It is not possible to understand the dynamics of currency depreciation without understanding the metamorphosis of speculation, from benign to malignant. It is noteworthy that this topic is off limits as far as subsidized economic research is concerned. The metamorphosis has been made "taboo" in the media and academia by the powers that be. Financial writers and researchers must parrot the official propaganda line that interest-rate speculation that drives the derivatives markets, and foreign exchange speculation that determines the relative values of the dollar and the euro, are a stabilizing factor in the economy, the same way as speculation in agricultural commodities, which is an absurd lie. The derivatives markets are programmed to self-destruct through explosive growth.
The rubble of the ruble
The ruble is a reminder what is happening to all currencies based on debt. The savings of the Russian people has been wiped out. Job opportunities in the country, one of the richest in natural resources, are disappearing. Private foreign investments are going up in smoke choking off the flow of new capital. Russia is drowning in debt. Great economic hardship is visited upon hundreds of million innocent people. Life expectancy is on the decrease, infant mortality is on the rise. A similar scenario is unfolding in other parts of the third world. The self-immolation is due to a single cause: the mindless experimentation with currency tied to negative values. Opinion-makers blame the disaster on a plethora of loosely related ad hoc causes. However, they all have a hidden agenda: that of propping up the regime of irredeemable currencies, the most pervasive single corrupting factor of our times.
Exactly the same forces that devastated the Russian ruble will ultimately threaten the dollar and the euro. It is not inconceivable that the dollar may at one point lose half of its purchasing power within a month, as did the ruble. Self-styled experts dismiss this saying "it can never happen here". But it could and did. America in the 1770's and 1860's, France in the 1720's ands 1790's, Germany in the 1920's and 1940's had gone through the same harrowing experience. More recently the currencies of these and other countries lost up to nine-tenth of their purchasing power during the 1970's. We may say categorically that the cure of cancer has not been discovered in the intervening years. Our money-managers have not acquired the know-how, if such exists, to avert similar disasters in the future.
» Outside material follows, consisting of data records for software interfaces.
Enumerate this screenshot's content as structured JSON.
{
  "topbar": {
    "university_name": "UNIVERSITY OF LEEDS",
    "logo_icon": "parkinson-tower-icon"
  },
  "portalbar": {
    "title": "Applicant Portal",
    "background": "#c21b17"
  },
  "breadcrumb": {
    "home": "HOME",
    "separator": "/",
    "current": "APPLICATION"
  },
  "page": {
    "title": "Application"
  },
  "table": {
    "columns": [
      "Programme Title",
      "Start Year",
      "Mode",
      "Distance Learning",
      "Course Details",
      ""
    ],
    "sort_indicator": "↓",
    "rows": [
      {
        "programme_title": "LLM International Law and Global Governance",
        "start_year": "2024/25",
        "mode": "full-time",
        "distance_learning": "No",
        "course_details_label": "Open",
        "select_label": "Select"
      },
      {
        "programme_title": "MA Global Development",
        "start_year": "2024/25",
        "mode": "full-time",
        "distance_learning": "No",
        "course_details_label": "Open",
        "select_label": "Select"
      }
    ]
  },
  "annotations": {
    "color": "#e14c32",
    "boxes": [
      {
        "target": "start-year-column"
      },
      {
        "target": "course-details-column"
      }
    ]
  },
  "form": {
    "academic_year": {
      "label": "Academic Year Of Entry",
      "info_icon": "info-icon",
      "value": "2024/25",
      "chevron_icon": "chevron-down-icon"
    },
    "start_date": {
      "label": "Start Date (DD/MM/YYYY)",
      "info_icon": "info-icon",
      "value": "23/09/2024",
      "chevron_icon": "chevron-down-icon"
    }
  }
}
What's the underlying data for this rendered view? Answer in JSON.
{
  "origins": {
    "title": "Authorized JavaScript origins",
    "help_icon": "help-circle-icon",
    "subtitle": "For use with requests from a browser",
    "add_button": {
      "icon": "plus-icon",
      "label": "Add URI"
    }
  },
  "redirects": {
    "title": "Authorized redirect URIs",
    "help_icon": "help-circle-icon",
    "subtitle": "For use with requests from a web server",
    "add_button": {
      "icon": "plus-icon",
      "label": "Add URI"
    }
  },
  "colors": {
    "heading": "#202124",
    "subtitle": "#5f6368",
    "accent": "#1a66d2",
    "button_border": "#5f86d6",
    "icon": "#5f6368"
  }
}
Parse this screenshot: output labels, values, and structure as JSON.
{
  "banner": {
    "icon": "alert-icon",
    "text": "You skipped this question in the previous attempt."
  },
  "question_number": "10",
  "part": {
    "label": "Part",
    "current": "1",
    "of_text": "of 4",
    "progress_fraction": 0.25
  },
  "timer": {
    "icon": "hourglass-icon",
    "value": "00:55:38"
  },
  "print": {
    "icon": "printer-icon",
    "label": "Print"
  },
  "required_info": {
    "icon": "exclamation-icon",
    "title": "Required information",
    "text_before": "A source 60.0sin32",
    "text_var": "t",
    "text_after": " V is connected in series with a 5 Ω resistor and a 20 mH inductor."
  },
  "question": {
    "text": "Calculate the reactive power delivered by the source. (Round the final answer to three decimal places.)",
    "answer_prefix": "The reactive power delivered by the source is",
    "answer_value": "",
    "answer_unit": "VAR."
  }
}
Millennia come and go, but man still gains his bread by the sweat of his brow, and not by clever tricks in trying to shift entries from the liability to the asset column in the balance sheet of the government.